BEGIN Data
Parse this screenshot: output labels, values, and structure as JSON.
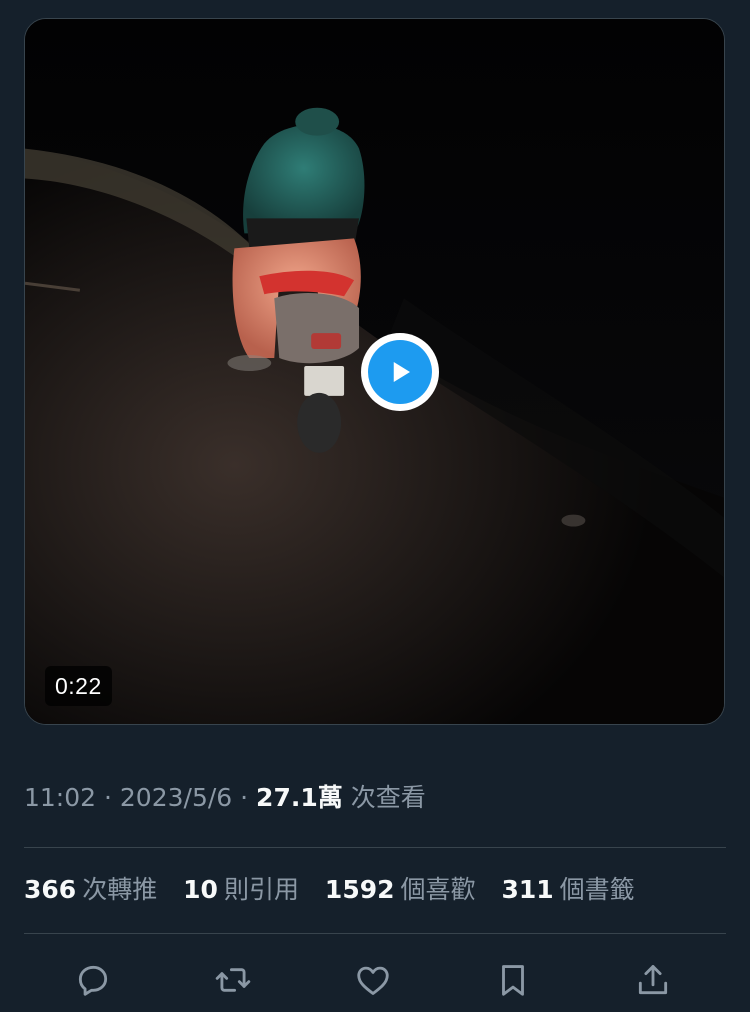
{
  "video": {
    "duration": "0:22"
  },
  "meta": {
    "time": "11:02",
    "separator": "·",
    "date": "2023/5/6",
    "views": "27.1萬",
    "views_label": "次查看"
  },
  "stats": [
    {
      "value": "366",
      "label": "次轉推"
    },
    {
      "value": "10",
      "label": "則引用"
    },
    {
      "value": "1592",
      "label": "個喜歡"
    },
    {
      "value": "311",
      "label": "個書籤"
    }
  ],
  "actions": [
    "reply-icon",
    "retweet-icon",
    "like-icon",
    "bookmark-icon",
    "share-icon"
  ],
  "colors": {
    "background": "#15202b",
    "accent": "#1d9bf0",
    "text_primary": "#f7f9f9",
    "text_secondary": "#8b98a5",
    "border": "#38444d"
  }
}
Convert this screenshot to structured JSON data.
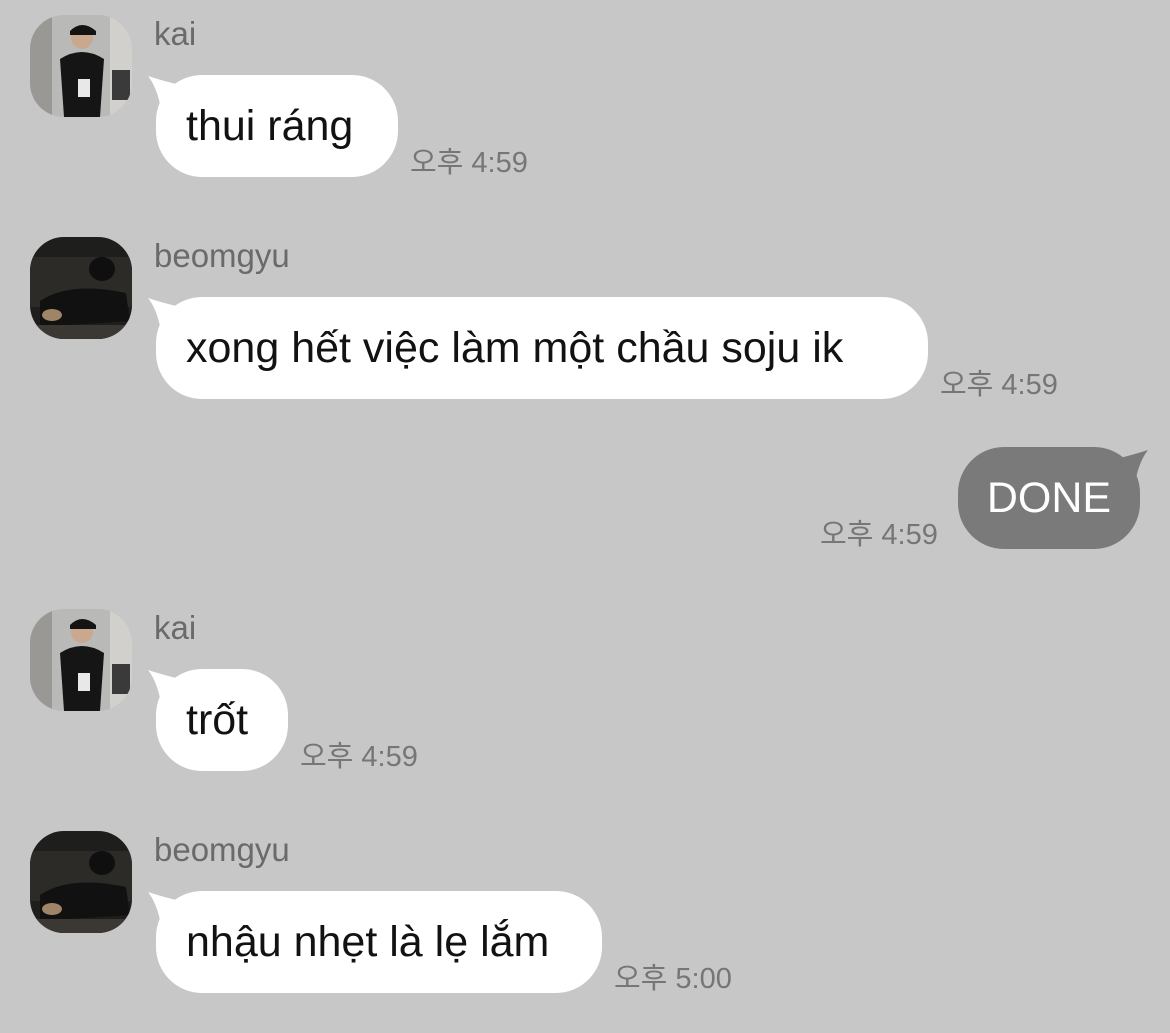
{
  "messages": [
    {
      "sender": "kai",
      "text": "thui ráng",
      "time": "오후 4:59"
    },
    {
      "sender": "beomgyu",
      "text": "xong hết việc làm một chầu soju ik",
      "time": "오후 4:59"
    },
    {
      "text": "DONE",
      "time": "오후 4:59"
    },
    {
      "sender": "kai",
      "text": "trốt",
      "time": "오후 4:59"
    },
    {
      "sender": "beomgyu",
      "text": "nhậu nhẹt là lẹ lắm",
      "time": "오후 5:00"
    }
  ],
  "colors": {
    "background": "#c7c7c7",
    "incoming_bubble": "#ffffff",
    "outgoing_bubble": "#7a7a7a",
    "timestamp": "#767676",
    "sender_name": "#6a6a6a"
  }
}
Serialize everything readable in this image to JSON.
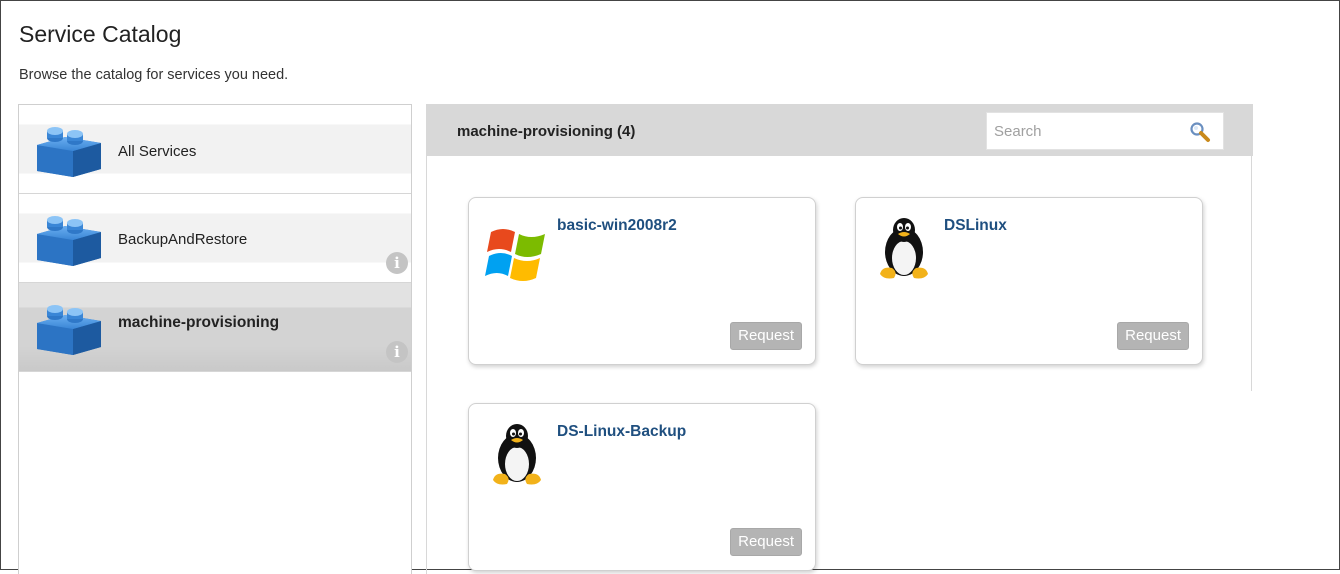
{
  "page": {
    "title": "Service Catalog",
    "subtitle": "Browse the catalog for services you need."
  },
  "sidebar": {
    "categories": [
      {
        "label": "All Services",
        "icon": "brick-icon",
        "selected": false,
        "info": false
      },
      {
        "label": "BackupAndRestore",
        "icon": "brick-icon",
        "selected": false,
        "info": true
      },
      {
        "label": "machine-provisioning",
        "icon": "brick-icon",
        "selected": true,
        "info": true
      }
    ],
    "info_glyph": "i"
  },
  "main": {
    "title": "machine-provisioning (4)",
    "search": {
      "placeholder": "Search",
      "value": "",
      "icon": "magnifier-icon"
    },
    "services": [
      {
        "name": "basic-win2008r2",
        "icon": "windows-logo-icon",
        "request_label": "Request"
      },
      {
        "name": "DSLinux",
        "icon": "tux-penguin-icon",
        "request_label": "Request"
      },
      {
        "name": "DS-Linux-Backup",
        "icon": "tux-penguin-icon",
        "request_label": "Request"
      }
    ]
  },
  "colors": {
    "brick_blue": "#2f78c8",
    "card_title": "#1f4f7f",
    "header_gray": "#d8d8d8",
    "button_gray": "#b4b4b4"
  }
}
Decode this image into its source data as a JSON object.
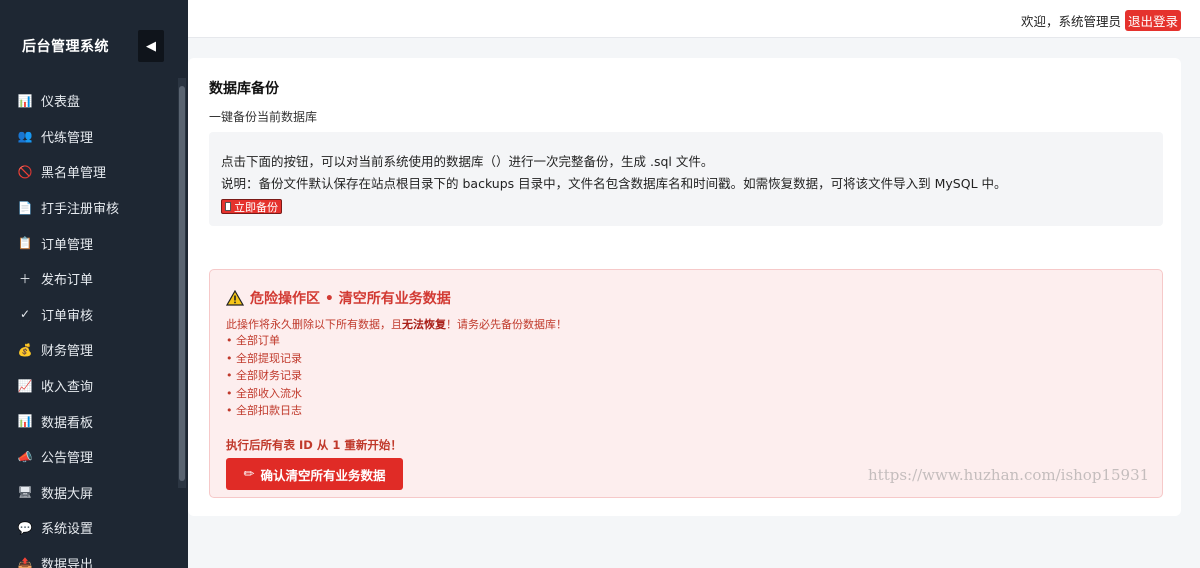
{
  "sidebar": {
    "brand": "后台管理系统",
    "collapse_icon": "◀",
    "items": [
      {
        "label": "仪表盘",
        "icon": "bar-chart-icon",
        "glyph": "📊"
      },
      {
        "label": "代练管理",
        "icon": "users-icon",
        "glyph": "👥"
      },
      {
        "label": "黑名单管理",
        "icon": "ban-icon",
        "glyph": "🚫"
      },
      {
        "label": "打手注册审核",
        "icon": "document-icon",
        "glyph": "📄"
      },
      {
        "label": "订单管理",
        "icon": "clipboard-icon",
        "glyph": "📋"
      },
      {
        "label": "发布订单",
        "icon": "plus-icon",
        "glyph": "＋"
      },
      {
        "label": "订单审核",
        "icon": "check-icon",
        "glyph": "✓"
      },
      {
        "label": "财务管理",
        "icon": "money-bag-icon",
        "glyph": "💰"
      },
      {
        "label": "收入查询",
        "icon": "trend-chart-icon",
        "glyph": "📈"
      },
      {
        "label": "数据看板",
        "icon": "bar-chart-icon",
        "glyph": "📊"
      },
      {
        "label": "公告管理",
        "icon": "megaphone-icon",
        "glyph": "📣"
      },
      {
        "label": "数据大屏",
        "icon": "monitor-icon",
        "glyph": "🖥"
      },
      {
        "label": "系统设置",
        "icon": "speech-bubble-icon",
        "glyph": "💬"
      },
      {
        "label": "数据导出",
        "icon": "export-icon",
        "glyph": "📤"
      }
    ]
  },
  "topbar": {
    "welcome": "欢迎，系统管理员",
    "logout": "退出登录"
  },
  "backup": {
    "title": "数据库备份",
    "subtitle": "一键备份当前数据库",
    "line1": "点击下面的按钮，可以对当前系统使用的数据库（）进行一次完整备份，生成 .sql 文件。",
    "line2": "说明：备份文件默认保存在站点根目录下的 backups 目录中，文件名包含数据库名和时间戳。如需恢复数据，可将该文件导入到 MySQL 中。",
    "button": "立即备份"
  },
  "danger": {
    "title": "危险操作区 • 清空所有业务数据",
    "desc_prefix": "此操作将永久删除以下所有数据，且",
    "desc_bold": "无法恢复",
    "desc_suffix": "！请务必先备份数据库！",
    "items": [
      "• 全部订单",
      "• 全部提现记录",
      "• 全部财务记录",
      "• 全部收入流水",
      "• 全部扣款日志"
    ],
    "note": "执行后所有表 ID 从 1 重新开始！",
    "button": "确认清空所有业务数据",
    "accent": "#e02b26"
  },
  "watermark": "https://www.huzhan.com/ishop15931"
}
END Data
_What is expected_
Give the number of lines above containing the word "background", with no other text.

_Response below_
2